Gray Whale from Genus Eschrichtius
The gray whale is a marine mammal belonging to the genus eschrichtius. This mammal migrates once a year from the cold waters in the North Pacific to the shallow and warmer waters in The Baja peninsula in Mexico. The gray whale usually stays most of the summer season feeding in the Arctic and in October, it begins a long journey, considered as the longest for any mammal, throughout the western coasts of Canada, USA and Mexico, where they remain for as long as required to mate and give birth to new baby whales.
Gray Whale physical description
These whales are not completely gray, but display a gray to dark color. Their body is covered by gray-white marks or wounds created by parasites that stick to their bodies or have evacuated from it. Tiny depressions on their upper jaw contain a sole rigid hair. Contrary to other whales with prominent channels, they only show inconspicuous ones under the throat. They have two blowholes on the top of their head and used them to produce a distinguishable V shape on the water surface.
Whale calves may be just about 5 meters (16.4 feet) long at birth, while adults may measure from 13-15 meters (43-49 feet); although, females are usually longer than males. An adult gray whale may gain a total weight of 40 tons and live from 50-70 years old.
Gray whales possess a baleen, which is like a brush which they use to filter the food that has been placed in the mouth. The baleen is located in the upper jaw. Whenever the whale swallows food from the ocean water or the sediments at the bottom of the ocean, the food (krill) is usually retained inside the mouth, while the remaining water is evacuated. This mechanism leaves only the food in the mouth.
Gray whales do not have a dorsal fin, like any other whale, instead, it has lumps in the central part of its rear quarter section, also called the dorsal ridge. They have an average tail 3-3.5 meters long, which is intensely rough at the center and thin at the edges.
Gray whales begin their migration around the month of October, which is when the ice in the arctic begins to form, making them move further to the south. This two to three month yearly displacement starts at the Bering and Chukchi seas and culminates in the shallow waters of Baja Califronia peninsula, Mexico.
Gray whales usually travel day and night, using energy reserves during the endeavor. It´s believed that they don´t travel without taking a break, and they do this by taking brief snoozes of 10-20 minutes during the trip.

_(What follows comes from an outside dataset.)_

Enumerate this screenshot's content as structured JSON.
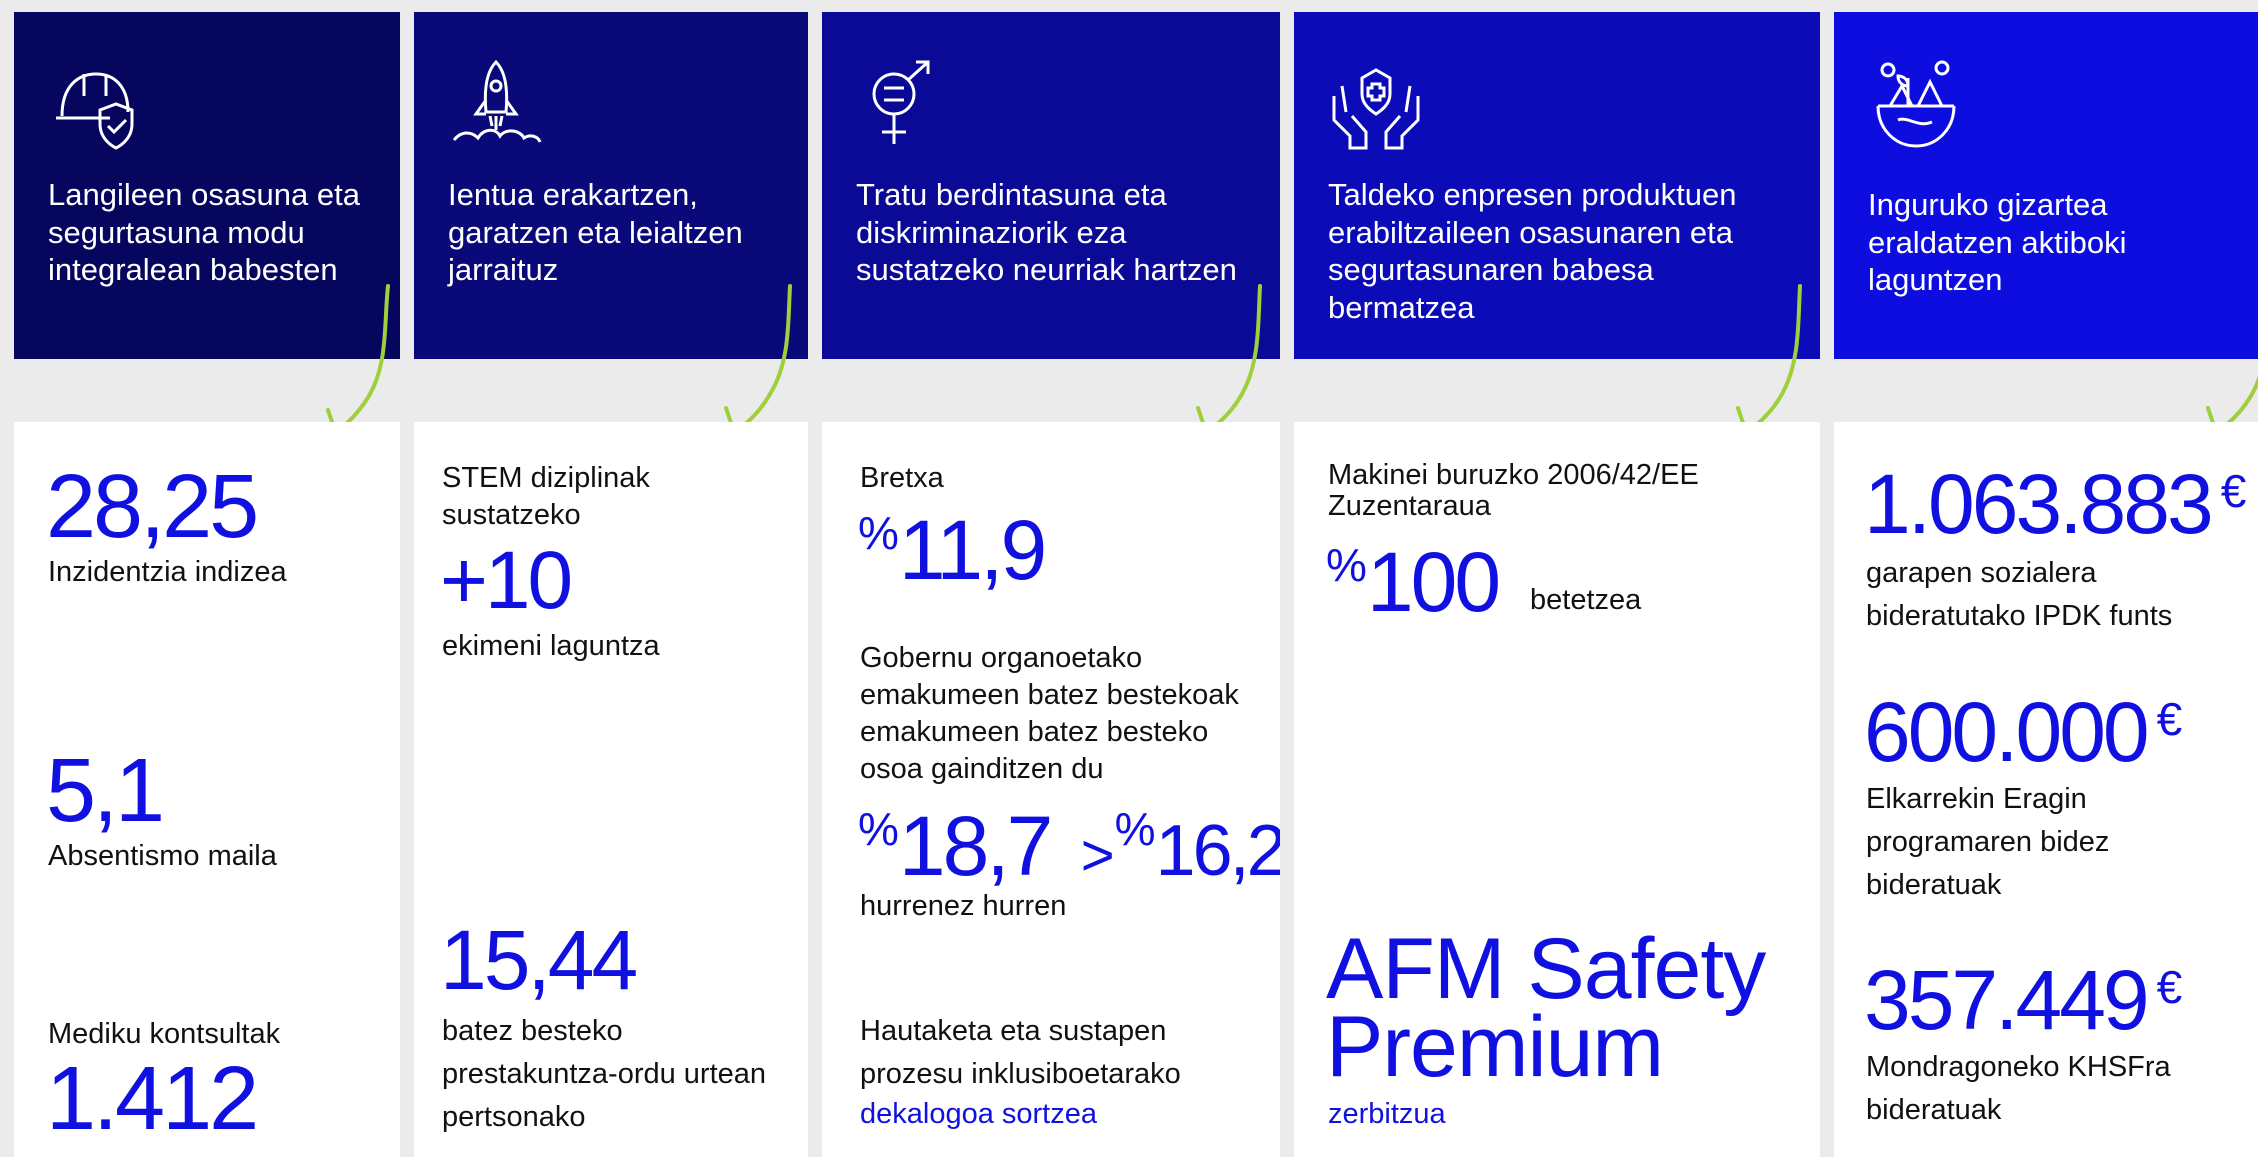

They may reach speeds of 8 km/h (5 mph), while swimming, covering an average distance of around 120 km/h (74 mph). The round trip from the north pacific to Baja California, Mexico covers an approximate distance of 20,000 km (12427 miles), making it the longest migration taken by any marine mammals in the planet. By the last days of December and early January, the whales begin to arrive to the lagoons; Ojo de Libre, Magdalena and San Ignacio, where they will mate and give birth to their calves, before going back to the Arctic.
After the mating and breeding in the last days of February and April and March, the whales start migrating north of the Pacific, with the pregnant females and mothers with a calf being the first ones to depart. If a calf is not ready to take the long voyage, the mother and the calf may remain some more time in the lagoons. Female gray whales experience single ovulation; however, only few occurrences of births involving twins have been reported.
Threats to whales
Dangers to the gray whale include human activities in the open ocean and in the Mexican lagoons: hunting of gray whales, toxic wastes, and spills of oil into the ocean and entanglement into fishing equipment. Another danger that the gray whale faces is predation from Killer whales (Orcas), especially during its return to the Arctic. #Animals #Science #Documentary